So when thinking about your target market, make sure your price point and customer budgets matches up with how you can reach that customer.
Can your target market be a low churn environment?
Growth is never easy. However, it is harder when you have to replace churning customers (the "leaky bucket" issue). The ideal target market has a low propensity for churn.
Churn is not just a function of target market as it is largely driven by the value proposition of your solution and the degree of pain associated with the problem you are solving. However, your target market can certainly influence attrition.

Generally, the smaller the customer is, the higher the risk of churn. If you are targeting the enterprise customer, then you have a reasonable chance of low churn if you have a solid product. As you go down-market in customer size, the churn rate is likely to increase regardless of the quality of your offering. Targeting the SMB and the VSMB markets can be challenging for this reason - so it is critical that your value proposition be rock solid to mitigate this risk. Targeting individual consumers has the highest risk of churn, and here your value proposition has to be outstanding if you assume to generate recurring income from individuals.

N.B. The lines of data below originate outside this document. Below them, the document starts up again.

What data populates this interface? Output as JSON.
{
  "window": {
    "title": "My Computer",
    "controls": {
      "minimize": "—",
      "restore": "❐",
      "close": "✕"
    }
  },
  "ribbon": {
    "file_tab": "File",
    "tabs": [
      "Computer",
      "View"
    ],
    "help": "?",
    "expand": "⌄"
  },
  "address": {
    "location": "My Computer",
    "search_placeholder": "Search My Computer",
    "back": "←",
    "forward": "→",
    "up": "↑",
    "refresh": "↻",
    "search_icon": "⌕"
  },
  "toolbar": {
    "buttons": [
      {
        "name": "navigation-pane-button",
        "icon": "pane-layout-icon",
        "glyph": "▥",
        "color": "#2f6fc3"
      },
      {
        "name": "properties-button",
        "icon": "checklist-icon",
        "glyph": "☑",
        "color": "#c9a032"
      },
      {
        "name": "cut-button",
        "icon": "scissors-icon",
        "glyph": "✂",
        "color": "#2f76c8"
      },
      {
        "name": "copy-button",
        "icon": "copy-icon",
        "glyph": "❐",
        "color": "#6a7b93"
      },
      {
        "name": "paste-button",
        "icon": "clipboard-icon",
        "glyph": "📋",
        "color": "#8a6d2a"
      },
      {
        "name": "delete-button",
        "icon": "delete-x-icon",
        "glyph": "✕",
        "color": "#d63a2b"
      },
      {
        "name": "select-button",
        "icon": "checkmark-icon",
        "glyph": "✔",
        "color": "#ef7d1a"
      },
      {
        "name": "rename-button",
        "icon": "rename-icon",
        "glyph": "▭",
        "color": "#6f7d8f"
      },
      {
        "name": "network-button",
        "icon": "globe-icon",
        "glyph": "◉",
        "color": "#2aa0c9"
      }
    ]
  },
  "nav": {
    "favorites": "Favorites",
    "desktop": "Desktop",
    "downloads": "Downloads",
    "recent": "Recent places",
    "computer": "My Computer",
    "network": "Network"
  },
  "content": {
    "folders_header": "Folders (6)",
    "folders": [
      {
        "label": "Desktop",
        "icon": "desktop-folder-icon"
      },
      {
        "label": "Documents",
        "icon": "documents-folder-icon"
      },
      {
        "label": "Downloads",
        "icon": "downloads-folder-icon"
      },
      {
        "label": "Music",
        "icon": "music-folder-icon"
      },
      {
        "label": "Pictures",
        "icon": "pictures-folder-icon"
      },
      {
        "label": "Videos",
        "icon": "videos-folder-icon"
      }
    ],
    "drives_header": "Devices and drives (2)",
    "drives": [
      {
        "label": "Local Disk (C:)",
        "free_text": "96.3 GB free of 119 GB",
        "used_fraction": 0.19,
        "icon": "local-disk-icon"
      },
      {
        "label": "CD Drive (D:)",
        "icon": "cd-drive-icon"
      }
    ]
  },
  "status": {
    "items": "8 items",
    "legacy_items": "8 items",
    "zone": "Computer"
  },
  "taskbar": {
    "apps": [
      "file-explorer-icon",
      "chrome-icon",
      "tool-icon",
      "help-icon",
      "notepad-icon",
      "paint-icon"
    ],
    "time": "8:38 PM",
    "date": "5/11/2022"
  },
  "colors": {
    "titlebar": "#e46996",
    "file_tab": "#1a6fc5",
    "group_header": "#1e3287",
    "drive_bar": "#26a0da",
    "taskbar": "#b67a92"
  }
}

At Elogex (now One Network), there are accounts that use the product after 13 years. At House Account, reducing churn is the top priority for 2015. Understanding churn risk relative to your market will not only help with your target market evaluation but also with your product feature strategy as well as your pricing model. With your product feature strategy, you could prioritize anti-churn value, for example. In terms of pricing model, in a high-churn target market you could consider free pricing until you prove product market fit is reached.
Will you enjoy working in this market for many years?
One thing that is easy to miss in all the discussions about startups and online advice is the personal factors you should consider. One of my favorite topics to share with entrepreneurs is that you shouldn't forget that your startup is not just about the great company you seek to build and the positive change you want to bring to the world. It is also about you and your family.

You are going to take much more career risk than your neighbors. You are going to always be working. Your stress level will be high, and you will have emotional peaks and valleys.

So it is critical that you pick a target market in which you will enjoy being completely immersed for years. If you love your business, you will have a higher probability of success.